By David Simpson

Growing up in Japan, Leah Onosato learned to play golf with her father. He was new to the game himself, and it was a way for them to bond.

“Golf was more for my dad,” Onosato said. “He liked doing it with me.”

But she warmed to the sport, and by middle school she had won her first tournament. As her skills grew, so did her competitiveness and ambition. In January 2019 she boarded a flight to America, where a golf scholarship awaited at Old Dominion University. This December the standout student-athlete will reach a milestone in her academic career when she receives her Bachelor of Arts in English.

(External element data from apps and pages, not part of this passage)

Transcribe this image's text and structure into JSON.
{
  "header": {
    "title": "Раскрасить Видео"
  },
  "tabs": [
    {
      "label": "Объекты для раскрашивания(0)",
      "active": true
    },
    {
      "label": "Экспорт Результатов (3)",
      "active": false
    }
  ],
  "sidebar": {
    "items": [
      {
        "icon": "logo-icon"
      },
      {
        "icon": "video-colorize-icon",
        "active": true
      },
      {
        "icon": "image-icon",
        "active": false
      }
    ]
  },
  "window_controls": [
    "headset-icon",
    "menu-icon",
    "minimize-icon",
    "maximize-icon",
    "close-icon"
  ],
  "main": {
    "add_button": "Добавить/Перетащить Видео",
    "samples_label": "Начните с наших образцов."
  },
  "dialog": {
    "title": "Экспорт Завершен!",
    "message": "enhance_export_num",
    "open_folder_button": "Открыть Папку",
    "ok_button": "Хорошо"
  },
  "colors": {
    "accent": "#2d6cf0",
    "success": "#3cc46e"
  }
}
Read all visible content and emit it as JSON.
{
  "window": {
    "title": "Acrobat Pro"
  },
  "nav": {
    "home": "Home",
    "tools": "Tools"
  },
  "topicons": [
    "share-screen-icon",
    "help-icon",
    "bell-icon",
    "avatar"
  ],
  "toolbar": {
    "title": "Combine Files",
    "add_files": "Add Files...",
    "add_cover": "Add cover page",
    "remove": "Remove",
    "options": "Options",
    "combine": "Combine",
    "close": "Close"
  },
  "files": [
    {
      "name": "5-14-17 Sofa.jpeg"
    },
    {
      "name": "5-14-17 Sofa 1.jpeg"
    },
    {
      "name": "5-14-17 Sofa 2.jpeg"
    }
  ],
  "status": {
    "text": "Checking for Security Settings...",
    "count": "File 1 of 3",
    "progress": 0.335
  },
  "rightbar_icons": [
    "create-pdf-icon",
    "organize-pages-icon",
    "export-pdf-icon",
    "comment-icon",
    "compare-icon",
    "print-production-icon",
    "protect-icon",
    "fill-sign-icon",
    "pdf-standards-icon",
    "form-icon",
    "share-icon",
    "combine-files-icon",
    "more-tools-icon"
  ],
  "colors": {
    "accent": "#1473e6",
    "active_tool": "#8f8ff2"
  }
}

female student in a light blue polo, white pants, and white visor swinging her golf club on a golf course

“I came to ODU more for golf than for college,” she said, “but then I realized how much I like studying.”

She carries a 4.0 GPA and is enrolled in a linked B.A./M.A. program that allowed her to begin taking graduate courses as an undergrad. She hopes to finish her master’s in applied linguistics in spring 2024.

“Leah took one of my M.A. courses as an undergraduate and was one of the strongest students in the class,” Associate Professor of English Staci Defibaugh said.

Onosato has excelled on the golf course as well. At the Lady Palladin Invitational in Greenville, South Carolina, in September, she shot a six-under 70-71-69 (210) as the ODU women’s team took second place. Over her career, she has been named to the All-Conference USA second team and Virginia Sports Information Directors (VaSID) All-State first team, the Conference USA All-Academic first team and the VaSID Academic All-State team.

“She’s an incredible student-athlete,” said Mallory Kane, coach of the women’s golf team. “She represents a diverse family, she strives for perfection in the classroom, she’s involved with a variety of campus groups and she’s an award-winning golfer. We hope all of our prospective student-athletes will look up to Leah and model their career after her.”

Onosato said her best attribute on the golf course is her determination.

“I keep going till the very end,” she said. “I have a dedication to seeing it through. I’ve always been competitive, in golf and in school.”

Born in Saitama on the main Japanese island and later raised in Kumamoto Prefecture on a sub-island to the south, Leah was home-schooled by her American mother. The girl grew up speaking mostly English with her mother and three siblings and mostly Japanese with her father.

“His English is fine, but my Japanese is better than his English,” Onosato said.

Based on her success in golf – she qualified at ages 16 and 17 for the Junior World Championship in San Diego – she envisioned earning an athletic scholarship and going pro. But golf isn’t as much of a college sport in Japan as it is in the United States, so she explored what it would take to play and study here. 

For one thing, she needed to become an American citizen. Her mother helped steer her through the complicated process, and they flew to Guam – the nearest U.S. soil – for the swearing-in ceremony.

With scholarship offers from ODU and other universities, Onosato chose to move to Norfolk. Old Dominion had the highest-ranked golf program among those schools, and she liked the coaching staff.

For her studies, she decided on a creative-writing concentration. She had always been a reader, of fiction especially, and had written stories. Once she got to Old Dominion, nonfiction and poetry beckoned too. These days she's turning more to the latter.

“Poetry is more raw and personal and something I can write more often and use as almost an outlet for any emotions.”

Instructors who’ve helped her with craft include Molly Brown (nonfiction), A.J. Nolan (fiction) and Kent Wascom (poetry).

“Leah is that rare student whose talents are so extraordinary that a single field can't contain them,” Wascom said. “An athlete, a scholar and a writer, all at an exceptional level.”

Over time, academia assumed a bigger place in Onosato’s mind as a career choice. She began rethinking turning pro.

“College golf is fun, but professional golf is a different world and I don’t think I would enjoy that as much,” she said. “It would take some of the joy out.”

Onosato is making the transition to graduate studies in applied linguistics, where her concentration is teaching English to speakers of other languages.

She wants to teach at the college level, either linguistics or a related subject. A recent course in Teaching College Composition got her interested in the field of writing studies.

“I’ve always loved writing and reading. The idea of helping people with writing and the idea of teaching writing is really cool.”

One reason for this interest is that many of her college friends are, like her, international students.

“Having English as my first language made it a lot easier for me than a lot of my friends. I feel like there are so many ways that college could work toward helping those who are second language or multilingual and just embrace them more.”

Recently named Outstanding Scholar for the College of Arts and Letters, Onosato will carry the A&L banner at commencement on Dec. 17. She knows her faraway family is proud. 

“They’ve been there for the whole journey and seen me get stressed about grades, get stressed about assignments and then get excited about things I was learning about.” 

In a way, her journey started with that first outing with her father.

“Golf kind of brought me here. This is all something I couldn't have done without that. It’s cool to think about how far it’s brought me.”